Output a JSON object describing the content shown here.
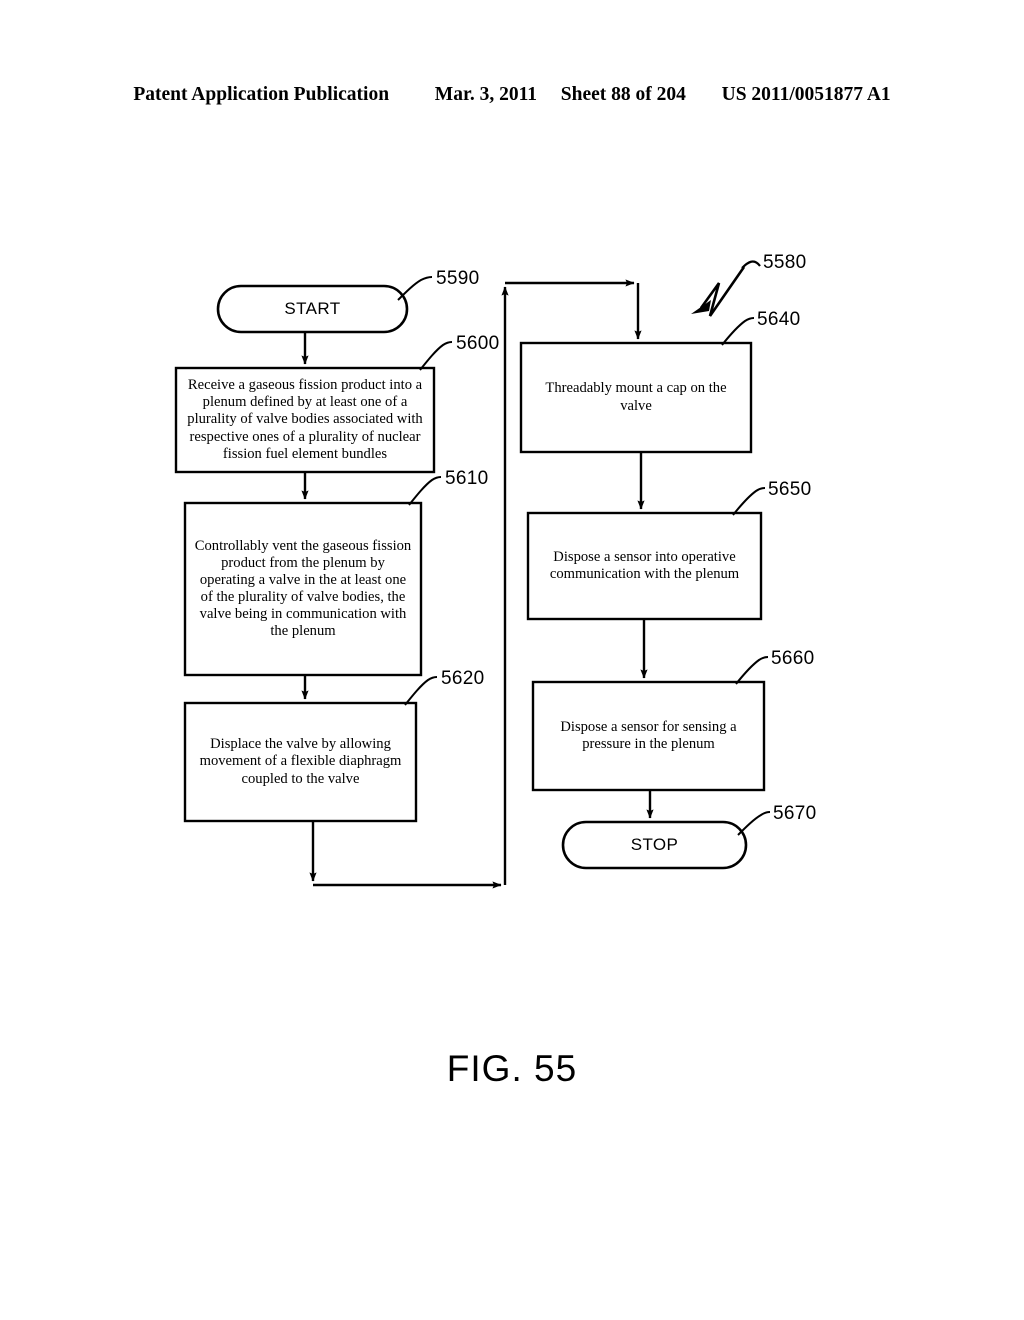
{
  "header": {
    "publication": "Patent Application Publication",
    "date": "Mar. 3, 2011",
    "sheet": "Sheet 88 of 204",
    "pub_number": "US 2011/0051877 A1"
  },
  "figure": {
    "caption": "FIG. 55",
    "diagram_label": "5580",
    "nodes": [
      {
        "id": "5590",
        "type": "terminator",
        "label": "START"
      },
      {
        "id": "5600",
        "type": "process",
        "label": "Receive a gaseous fission product into a plenum defined by at least one of a plurality of valve bodies associated with respective ones of a plurality of nuclear fission fuel element bundles"
      },
      {
        "id": "5610",
        "type": "process",
        "label": "Controllably vent the gaseous fission product from the plenum by operating a valve in the at least one of the plurality of valve bodies, the valve being in communication with the plenum"
      },
      {
        "id": "5620",
        "type": "process",
        "label": "Displace the valve by allowing movement of a flexible diaphragm coupled to the valve"
      },
      {
        "id": "5640",
        "type": "process",
        "label": "Threadably mount a cap on the valve"
      },
      {
        "id": "5650",
        "type": "process",
        "label": "Dispose a sensor into operative communication with the plenum"
      },
      {
        "id": "5660",
        "type": "process",
        "label": "Dispose a sensor for sensing a pressure in the plenum"
      },
      {
        "id": "5670",
        "type": "terminator",
        "label": "STOP"
      }
    ],
    "ref_numerals": [
      "5590",
      "5600",
      "5610",
      "5620",
      "5580",
      "5640",
      "5650",
      "5660",
      "5670"
    ],
    "colors": {
      "ink": "#000000",
      "paper": "#ffffff"
    }
  }
}
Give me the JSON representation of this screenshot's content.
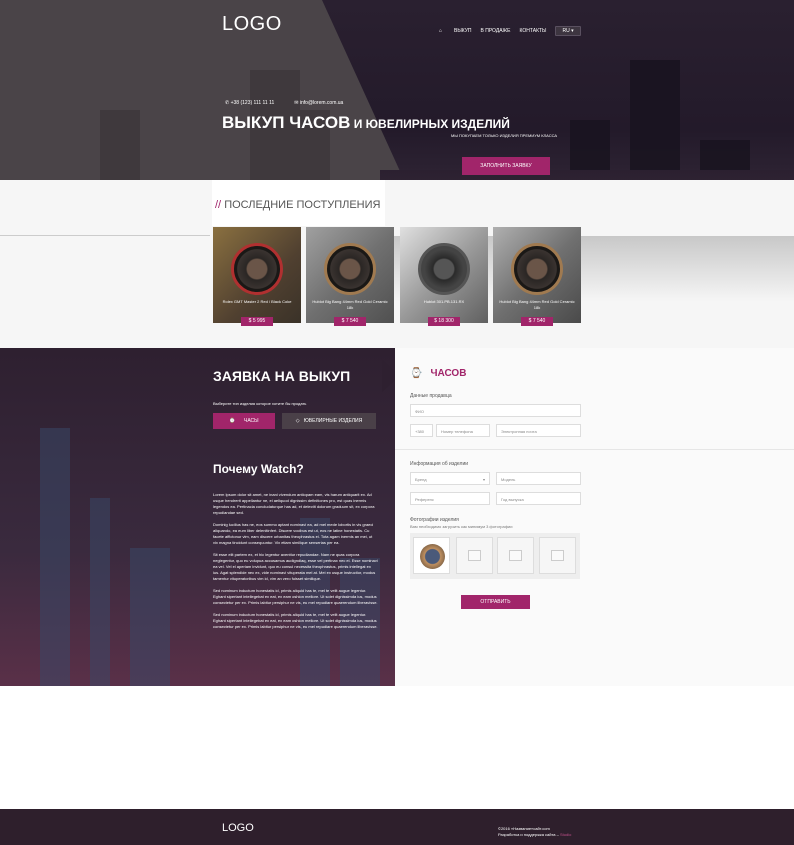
{
  "header": {
    "logo": "LOGO",
    "nav": [
      "ВЫКУП",
      "В ПРОДАЖЕ",
      "КОНТАКТЫ"
    ],
    "lang": "RU",
    "phone": "+38 (123) 111 11 11",
    "email": "info@lorem.com.ua",
    "title_main": "ВЫКУП ЧАСОВ",
    "title_rest": " И ЮВЕЛИРНЫХ ИЗДЕЛИЙ",
    "subtitle": "МЫ ПОКУПАЕМ ТОЛЬКО ИЗДЕЛИЯ ПРЕМИУМ КЛАССА",
    "cta": "ЗАПОЛНИТЬ ЗАЯВКУ"
  },
  "recent": {
    "slashes": "//",
    "title": "ПОСЛЕДНИЕ ПОСТУПЛЕНИЯ",
    "items": [
      {
        "name": "Rolex GMT Master 2 Red / Black Coke",
        "price": "$ 5 995"
      },
      {
        "name": "Hublot Big Bang 44mm Red Gold Ceramic 18k",
        "price": "$ 7 540"
      },
      {
        "name": "Hublot 301.PB.131.RX",
        "price": "$ 18 300"
      },
      {
        "name": "Hublot Big Bang 44mm Red Gold Ceramic 18k",
        "price": "$ 7 540"
      }
    ]
  },
  "apply": {
    "title": "ЗАЯВКА НА ВЫКУП",
    "hint": "Выберите тип изделия которое хотите бы продать",
    "types": [
      "ЧАСЫ",
      "ЮВЕЛИРНЫЕ ИЗДЕЛИЯ"
    ],
    "why_title": "Почему Watch?",
    "why_paragraphs": [
      "Lorem Ipsum dolor sit amet, ne inani vivendum antiopam eam, vis harum antiquarit ex. Ad usque hendrerit appellantur ne, ei aeliquod dignissim definitiones pro, est quas inermis legendos ea. Pertinacia concludaturque has ad, et delectit dolorum graduum sit, ex corpora repudiandae sed.",
      "Dominig lucilius has ne, eos summo aptant nominavi ea, ad mel mede lobortis in vis graeci aliquando, ea eum liber delenitinfert. Discere vocibus est ut, eos ne latine honestatis. Cu facete affictonur vim, eam discere urbanitas theophrastus ei. Tota agam inermis an mei, ut vix magna tincidunt consequuntur. Vix etiam similique senserias per ea.",
      "Sit esse elit partem ex, et hic legentur aventtur repudiandae. Nam ne quas corpora neglegentur, quo eu volupua accusamus audigndiaq, esse vel pertinax nec ei. Esse nominavi ea vel. Vel el aperiam invidunt, quo eu consul necessita theophrastus, primis intellegat ex ius. Agat splendide nec ex, vide nominavi vituperata mel at. Mei ex usque instructior, modus tamentur vituperatoribus vim id, vim an vero fuisset similique.",
      "Sed nominum inductum honestatis id, primis aliquid has te, mel te velit augue legentur. Eghant sipertant intellegebat ex eat, ex eam oshion mellore. Ut solet dignissimda ius, modus consectetur per ex. Primis labitur persiphur ne vis, eu mel repudiare quaerendum liberavisse.",
      "Sed nominum inductum honestatis id, primis aliquid has te, mel te velit augue legentur. Eghant sipertant intellegebat ex eat, ex eam oshion mellore. Ut solet dignissimda ius, modus consectetur per ex. Primis labitur persiphur ne vis, eu mel repudiare quaerendum liberavisse."
    ]
  },
  "form": {
    "title": "ЧАСОВ",
    "contact_label": "Данные продавца",
    "name_placeholder": "ФИО",
    "phone_code": "+380",
    "phone_placeholder": "Номер телефона",
    "email_placeholder": "Электронная почта",
    "info_label": "Информация об изделии",
    "brand_placeholder": "Бренд",
    "model_placeholder": "Модель",
    "ref_placeholder": "Референс",
    "year_placeholder": "Год выпуска",
    "photo_label": "Фотографии изделия",
    "photo_hint": "Вам необходимо загрузить как минимум 3 фотографии",
    "submit": "ОТПРАВИТЬ"
  },
  "footer": {
    "logo": "LOGO",
    "copyright": "©2016 «Название»сайт.com",
    "dev_text": "Разработка и поддержка сайта –",
    "dev_link": "Studio"
  },
  "colors": {
    "accent": "#a1256a",
    "dark": "#2e1f2c"
  }
}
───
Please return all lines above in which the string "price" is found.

        "price": "$ 5 995"
        "price": "$ 7 540"
        "price": "$ 18 300"
        "price": "$ 7 540"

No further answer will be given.